In Catalonia there are also some popular carnivals, although they are generally unknown outside our borders.
The carnivals I know best are the ones of Vilanova and Sitges, that represent divergent concepts such as Venice and Rio, but curiously these two towns are separated only by 7 kms…
The Sitges Carnival (30,000 hab.) mirrors Rio de Janeiro, thus its highlights are the two carnival parades on Sunday and Tuesday night, the latter called ‘annihilation parade’, which contains everything you’d expect to see at a classic carnival parade: dressed carriages, troupes of girls (and boys) disguised with plumes and sequins dancing in the streets, festive music, etc … but unlike Rio all this fuss takes place in a temperature usually below 10ºC.
The carnival of Vilanova (66,000 hab.) instead is absolutely original and has nothing to do with any carnival you may know of, especially on carnival Sunday morning when the ‘comparses’ (troupes) populate the city.
These carnival troupes instead of gathering people disguised in funny ways, are composed of uniformed couples: the girls wear Manila shawls and two carnation flowers in the hair; men wear the typical Catalan Phrygian cap (“barretina”) and a jacket with the color of their society.
The troupes stroll the city in groups of 10 to 50 or more couples, following a flag of their society and accompanied by a small band that plays an old Spanish army march – “El Turuta” (The bugle guy), that is the anthem of Vilanova’s carnival – and dancing pieces as paso-dobles.
While the groups of different flags – a current year there can be more than a hundred flags around the streets of Vilanova – stroll ‘jumping’ in the streets, the men throw handfuls of candy to the pedestrians. It’s like a parody of a military parade: people jumping instead of marching, the only weapons are the hands of men, and the projectiles colored candy that visitors from all over the country gather eagerly.

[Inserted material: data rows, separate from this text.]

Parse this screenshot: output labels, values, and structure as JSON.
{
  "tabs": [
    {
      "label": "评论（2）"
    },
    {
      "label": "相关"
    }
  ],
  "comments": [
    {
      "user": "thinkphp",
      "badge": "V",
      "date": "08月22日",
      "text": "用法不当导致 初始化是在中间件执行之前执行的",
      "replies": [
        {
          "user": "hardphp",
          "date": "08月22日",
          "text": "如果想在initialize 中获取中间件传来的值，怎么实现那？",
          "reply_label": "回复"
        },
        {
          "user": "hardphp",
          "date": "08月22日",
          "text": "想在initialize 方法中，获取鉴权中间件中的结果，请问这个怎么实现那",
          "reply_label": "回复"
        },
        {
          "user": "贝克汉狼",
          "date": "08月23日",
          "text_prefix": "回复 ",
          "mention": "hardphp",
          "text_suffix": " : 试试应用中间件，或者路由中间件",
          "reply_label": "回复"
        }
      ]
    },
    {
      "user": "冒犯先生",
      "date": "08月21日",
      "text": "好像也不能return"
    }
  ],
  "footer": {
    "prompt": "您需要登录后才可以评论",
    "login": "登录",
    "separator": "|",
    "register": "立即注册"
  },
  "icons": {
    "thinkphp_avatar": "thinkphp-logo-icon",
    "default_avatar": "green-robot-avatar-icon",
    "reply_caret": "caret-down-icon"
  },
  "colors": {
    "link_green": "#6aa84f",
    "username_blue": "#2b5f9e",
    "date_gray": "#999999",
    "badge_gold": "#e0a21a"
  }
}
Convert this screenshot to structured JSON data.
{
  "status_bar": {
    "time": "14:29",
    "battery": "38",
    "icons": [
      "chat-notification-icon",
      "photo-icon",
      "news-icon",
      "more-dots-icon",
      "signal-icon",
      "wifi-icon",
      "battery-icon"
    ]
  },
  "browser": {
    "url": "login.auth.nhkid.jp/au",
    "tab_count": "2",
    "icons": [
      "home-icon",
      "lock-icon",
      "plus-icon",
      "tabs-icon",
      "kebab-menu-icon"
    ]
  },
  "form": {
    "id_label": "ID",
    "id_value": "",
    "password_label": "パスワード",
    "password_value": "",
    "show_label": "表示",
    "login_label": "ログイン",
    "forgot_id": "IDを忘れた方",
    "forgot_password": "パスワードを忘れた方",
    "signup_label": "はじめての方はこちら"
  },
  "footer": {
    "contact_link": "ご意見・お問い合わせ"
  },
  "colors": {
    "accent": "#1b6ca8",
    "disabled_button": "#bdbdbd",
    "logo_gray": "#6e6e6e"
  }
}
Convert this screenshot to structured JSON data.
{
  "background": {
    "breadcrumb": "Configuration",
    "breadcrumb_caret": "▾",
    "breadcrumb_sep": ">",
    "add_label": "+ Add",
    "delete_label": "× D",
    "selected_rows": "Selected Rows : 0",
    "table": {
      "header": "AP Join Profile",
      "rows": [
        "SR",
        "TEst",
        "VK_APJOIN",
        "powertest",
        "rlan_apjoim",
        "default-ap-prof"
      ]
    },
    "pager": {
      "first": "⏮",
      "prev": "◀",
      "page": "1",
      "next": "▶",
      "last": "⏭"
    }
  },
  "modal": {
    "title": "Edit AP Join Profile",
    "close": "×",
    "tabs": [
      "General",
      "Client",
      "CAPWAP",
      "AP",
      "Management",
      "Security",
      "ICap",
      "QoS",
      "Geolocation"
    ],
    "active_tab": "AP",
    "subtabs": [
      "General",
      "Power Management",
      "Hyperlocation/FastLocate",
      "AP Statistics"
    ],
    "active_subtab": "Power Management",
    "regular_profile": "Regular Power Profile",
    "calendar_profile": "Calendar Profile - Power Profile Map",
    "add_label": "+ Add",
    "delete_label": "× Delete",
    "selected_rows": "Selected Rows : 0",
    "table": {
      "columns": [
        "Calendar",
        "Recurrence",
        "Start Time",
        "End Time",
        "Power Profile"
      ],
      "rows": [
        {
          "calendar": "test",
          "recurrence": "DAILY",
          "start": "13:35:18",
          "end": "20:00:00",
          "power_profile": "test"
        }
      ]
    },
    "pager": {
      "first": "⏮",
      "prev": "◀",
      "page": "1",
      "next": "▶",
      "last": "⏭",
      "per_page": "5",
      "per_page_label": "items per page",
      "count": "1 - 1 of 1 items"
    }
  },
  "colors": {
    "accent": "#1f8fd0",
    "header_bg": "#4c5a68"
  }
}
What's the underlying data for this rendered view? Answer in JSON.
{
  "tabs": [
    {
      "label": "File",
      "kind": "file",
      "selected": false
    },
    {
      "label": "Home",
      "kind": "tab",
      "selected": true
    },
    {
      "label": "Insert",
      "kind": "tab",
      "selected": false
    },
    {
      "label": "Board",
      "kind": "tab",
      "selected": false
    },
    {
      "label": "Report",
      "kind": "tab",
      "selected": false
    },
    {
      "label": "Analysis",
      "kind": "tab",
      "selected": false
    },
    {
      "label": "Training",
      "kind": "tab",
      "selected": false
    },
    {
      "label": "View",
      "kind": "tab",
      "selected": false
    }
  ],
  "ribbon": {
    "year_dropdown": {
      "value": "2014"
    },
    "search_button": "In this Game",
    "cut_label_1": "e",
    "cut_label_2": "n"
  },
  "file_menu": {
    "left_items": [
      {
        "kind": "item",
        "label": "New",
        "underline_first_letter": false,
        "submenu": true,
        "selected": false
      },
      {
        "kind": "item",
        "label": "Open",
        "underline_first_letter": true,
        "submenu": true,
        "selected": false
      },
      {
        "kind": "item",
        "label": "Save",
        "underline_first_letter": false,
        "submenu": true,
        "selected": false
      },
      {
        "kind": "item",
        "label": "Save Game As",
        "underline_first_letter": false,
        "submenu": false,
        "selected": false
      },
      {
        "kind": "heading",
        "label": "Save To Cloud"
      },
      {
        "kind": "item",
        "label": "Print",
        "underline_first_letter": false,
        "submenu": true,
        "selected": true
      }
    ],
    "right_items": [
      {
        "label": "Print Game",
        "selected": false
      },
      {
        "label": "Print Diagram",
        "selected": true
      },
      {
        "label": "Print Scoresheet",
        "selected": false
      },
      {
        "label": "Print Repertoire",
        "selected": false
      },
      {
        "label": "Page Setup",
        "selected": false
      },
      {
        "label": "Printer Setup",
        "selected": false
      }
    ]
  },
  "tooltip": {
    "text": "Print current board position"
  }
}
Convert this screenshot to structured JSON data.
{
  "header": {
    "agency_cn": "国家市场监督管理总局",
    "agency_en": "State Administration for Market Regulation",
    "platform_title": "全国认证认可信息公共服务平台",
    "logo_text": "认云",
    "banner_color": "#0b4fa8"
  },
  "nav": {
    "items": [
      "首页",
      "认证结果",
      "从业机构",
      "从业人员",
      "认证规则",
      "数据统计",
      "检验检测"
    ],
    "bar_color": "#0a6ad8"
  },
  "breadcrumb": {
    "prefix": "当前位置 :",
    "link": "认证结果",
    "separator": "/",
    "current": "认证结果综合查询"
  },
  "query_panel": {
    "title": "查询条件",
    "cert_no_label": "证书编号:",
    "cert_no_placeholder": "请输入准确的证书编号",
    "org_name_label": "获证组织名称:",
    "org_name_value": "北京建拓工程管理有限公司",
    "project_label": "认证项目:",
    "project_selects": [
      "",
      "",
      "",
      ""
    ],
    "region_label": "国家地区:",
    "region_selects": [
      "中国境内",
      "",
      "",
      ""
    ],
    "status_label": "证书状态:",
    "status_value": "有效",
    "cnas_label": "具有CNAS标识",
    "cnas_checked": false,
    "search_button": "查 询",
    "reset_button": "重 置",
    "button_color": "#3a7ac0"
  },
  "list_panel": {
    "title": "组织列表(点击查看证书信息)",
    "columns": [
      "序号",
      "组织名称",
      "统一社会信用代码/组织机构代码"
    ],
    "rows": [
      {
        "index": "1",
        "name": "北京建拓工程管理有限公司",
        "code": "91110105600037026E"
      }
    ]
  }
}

After hours of laps through the city, the different flags gather in groups of 20 in the main square of the village in front of the Town Hall, where the final ‘battles’ are held, and men from every society throw the candy to the other societies troupers until their traditional checkered scarfs with candy they carry are completely empty.
The ‘battle’ begins when all the flags have entered the square and the announcer proclaims, “Comparsers: The square is yours!!”
Due to the thousands of candy cast, there’s a cloud of sugar in the air causing a sweet smell that permeates the city, while leaving a sticky coating on the soles of the shoes to all who walk in Vilanova that day.
The people of Vilanova enjoy the carnival from their childhood onward, and join the troupes from the moment they are able to stand and walk. The children’s troupes have their own battles to another place and are always accompanied by a parallel row of moms and dads. Anyway they will stroll the streets on carnival’s Sunday in spite of the rain or the stormy weather.
Anyone who has gone out in a troupe on carnival Sunday ‘jumping’ dancing and throwing candy in the streets of Vilanova, will bring the carnival virus in the blood for the rest of his/her life, and when listening to the ‘Turuta’ s’ melody will thrill and jump led by the rhythm of the music … I tell you from my own experience!
If you are lucky to visit Barcelona’s area in the next 4th to 10th of February, please pay a visit to Vilanova and Sitges !!
You can get more info by browsing the sites of both carnivals: